How your friends affect your privacy on Twitter
Among the existing solutions for protecting privacy on social media, a popular doctrine is privacy self-management, which asks users to directly control the sharing of their personal information through privacy settings. While most existing research focuses on whether a user makes informed and rational decisions on privacy settings, we address a novel yet important question of whether these settings are indeed effective in practice. Specifically, we conduct an observational study on the effect of the most prominent privacy setting on Twitter, the protected mode. Our results show that, even after setting an account to protected, most real-world account owners still have substantial private information continuously disclosed, mostly through tweets posted by the owner’s connections. This finding illustrates a fundamental limit of privacy self-management: its inability to control the co-disclosure of privacy by an individual’s friends.
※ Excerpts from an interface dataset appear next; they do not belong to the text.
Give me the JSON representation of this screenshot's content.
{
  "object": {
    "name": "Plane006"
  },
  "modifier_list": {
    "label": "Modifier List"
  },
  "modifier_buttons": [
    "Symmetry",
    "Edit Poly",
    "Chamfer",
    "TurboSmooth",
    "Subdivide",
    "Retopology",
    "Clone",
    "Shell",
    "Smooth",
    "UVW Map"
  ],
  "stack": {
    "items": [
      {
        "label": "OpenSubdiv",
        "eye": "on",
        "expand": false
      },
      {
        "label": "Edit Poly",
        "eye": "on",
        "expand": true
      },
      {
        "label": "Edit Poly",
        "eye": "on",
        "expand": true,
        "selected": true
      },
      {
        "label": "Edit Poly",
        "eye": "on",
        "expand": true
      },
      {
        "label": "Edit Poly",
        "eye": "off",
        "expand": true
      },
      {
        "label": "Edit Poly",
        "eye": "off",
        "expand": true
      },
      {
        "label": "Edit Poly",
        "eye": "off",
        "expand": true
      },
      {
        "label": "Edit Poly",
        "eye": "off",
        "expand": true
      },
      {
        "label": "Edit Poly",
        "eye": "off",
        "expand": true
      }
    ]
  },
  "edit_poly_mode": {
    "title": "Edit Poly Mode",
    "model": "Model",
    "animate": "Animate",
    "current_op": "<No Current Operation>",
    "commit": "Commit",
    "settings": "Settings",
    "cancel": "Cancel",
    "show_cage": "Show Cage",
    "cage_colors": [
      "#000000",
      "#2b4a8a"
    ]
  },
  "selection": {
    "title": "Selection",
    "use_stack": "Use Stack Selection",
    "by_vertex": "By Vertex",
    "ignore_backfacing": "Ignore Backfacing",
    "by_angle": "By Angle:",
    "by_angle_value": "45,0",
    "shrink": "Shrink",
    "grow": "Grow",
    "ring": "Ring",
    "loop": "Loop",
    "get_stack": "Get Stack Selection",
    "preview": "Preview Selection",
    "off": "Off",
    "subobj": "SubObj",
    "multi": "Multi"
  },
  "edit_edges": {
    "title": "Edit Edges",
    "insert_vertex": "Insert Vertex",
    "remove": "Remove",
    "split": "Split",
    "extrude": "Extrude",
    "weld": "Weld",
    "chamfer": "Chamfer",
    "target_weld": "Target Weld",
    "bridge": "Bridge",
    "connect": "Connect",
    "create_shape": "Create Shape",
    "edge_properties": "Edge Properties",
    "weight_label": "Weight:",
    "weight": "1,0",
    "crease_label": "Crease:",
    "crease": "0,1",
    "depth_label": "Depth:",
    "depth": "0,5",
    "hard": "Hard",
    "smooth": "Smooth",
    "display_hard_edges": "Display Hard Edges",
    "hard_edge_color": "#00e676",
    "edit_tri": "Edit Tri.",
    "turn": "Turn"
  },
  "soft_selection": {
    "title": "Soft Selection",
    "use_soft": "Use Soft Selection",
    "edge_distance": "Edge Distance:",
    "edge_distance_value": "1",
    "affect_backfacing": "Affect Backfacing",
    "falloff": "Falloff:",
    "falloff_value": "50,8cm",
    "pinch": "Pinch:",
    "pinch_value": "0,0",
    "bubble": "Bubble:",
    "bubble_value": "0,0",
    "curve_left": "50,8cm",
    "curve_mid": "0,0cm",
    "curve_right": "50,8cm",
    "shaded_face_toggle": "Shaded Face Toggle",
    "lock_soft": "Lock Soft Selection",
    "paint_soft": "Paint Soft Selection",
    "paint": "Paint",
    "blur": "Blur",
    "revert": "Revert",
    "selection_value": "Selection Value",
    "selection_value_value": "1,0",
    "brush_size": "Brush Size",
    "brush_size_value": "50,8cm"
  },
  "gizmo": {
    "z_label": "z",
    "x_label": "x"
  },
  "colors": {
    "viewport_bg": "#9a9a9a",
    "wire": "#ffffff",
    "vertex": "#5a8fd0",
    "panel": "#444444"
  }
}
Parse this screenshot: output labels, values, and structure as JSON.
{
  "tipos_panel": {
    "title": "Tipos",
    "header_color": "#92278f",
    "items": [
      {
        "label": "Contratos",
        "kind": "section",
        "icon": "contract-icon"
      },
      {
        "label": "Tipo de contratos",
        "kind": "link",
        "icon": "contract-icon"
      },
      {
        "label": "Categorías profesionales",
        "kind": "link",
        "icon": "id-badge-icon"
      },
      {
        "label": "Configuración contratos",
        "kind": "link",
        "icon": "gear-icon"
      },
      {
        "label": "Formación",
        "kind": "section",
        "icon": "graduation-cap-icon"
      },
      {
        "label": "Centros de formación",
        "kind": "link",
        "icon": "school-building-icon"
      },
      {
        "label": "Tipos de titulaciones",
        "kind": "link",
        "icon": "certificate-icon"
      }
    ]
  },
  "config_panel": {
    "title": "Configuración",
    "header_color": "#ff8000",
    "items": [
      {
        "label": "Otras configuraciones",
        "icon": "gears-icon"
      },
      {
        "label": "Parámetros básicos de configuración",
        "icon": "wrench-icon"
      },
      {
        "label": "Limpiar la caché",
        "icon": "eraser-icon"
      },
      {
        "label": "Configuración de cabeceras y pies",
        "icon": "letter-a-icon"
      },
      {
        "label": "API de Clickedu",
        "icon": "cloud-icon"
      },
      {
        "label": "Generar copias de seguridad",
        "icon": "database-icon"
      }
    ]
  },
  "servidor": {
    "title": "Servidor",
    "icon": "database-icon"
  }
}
Interestingly, our results also point to a potential remedy: A comparative study before vs after an account became protected shows a substantial decrease of co-disclosure in posts where the other users proactively mention the protected user, but no significant change when the other users are reacting to the protected user’s posts. In addition, co-disclosure through explicit specification, such as the direct mentioning of a user’s location, decreases sharply, but no significant change occurs for implicit inference, such as the disclosure of gender through a “girls’ night out” message. The design implication here is that online social networks should provide support alerting users of potential co-disclosure through implicit inference, especially when a user is reacting to the activities of a user in the protected mode.
See SSRN for the full paper.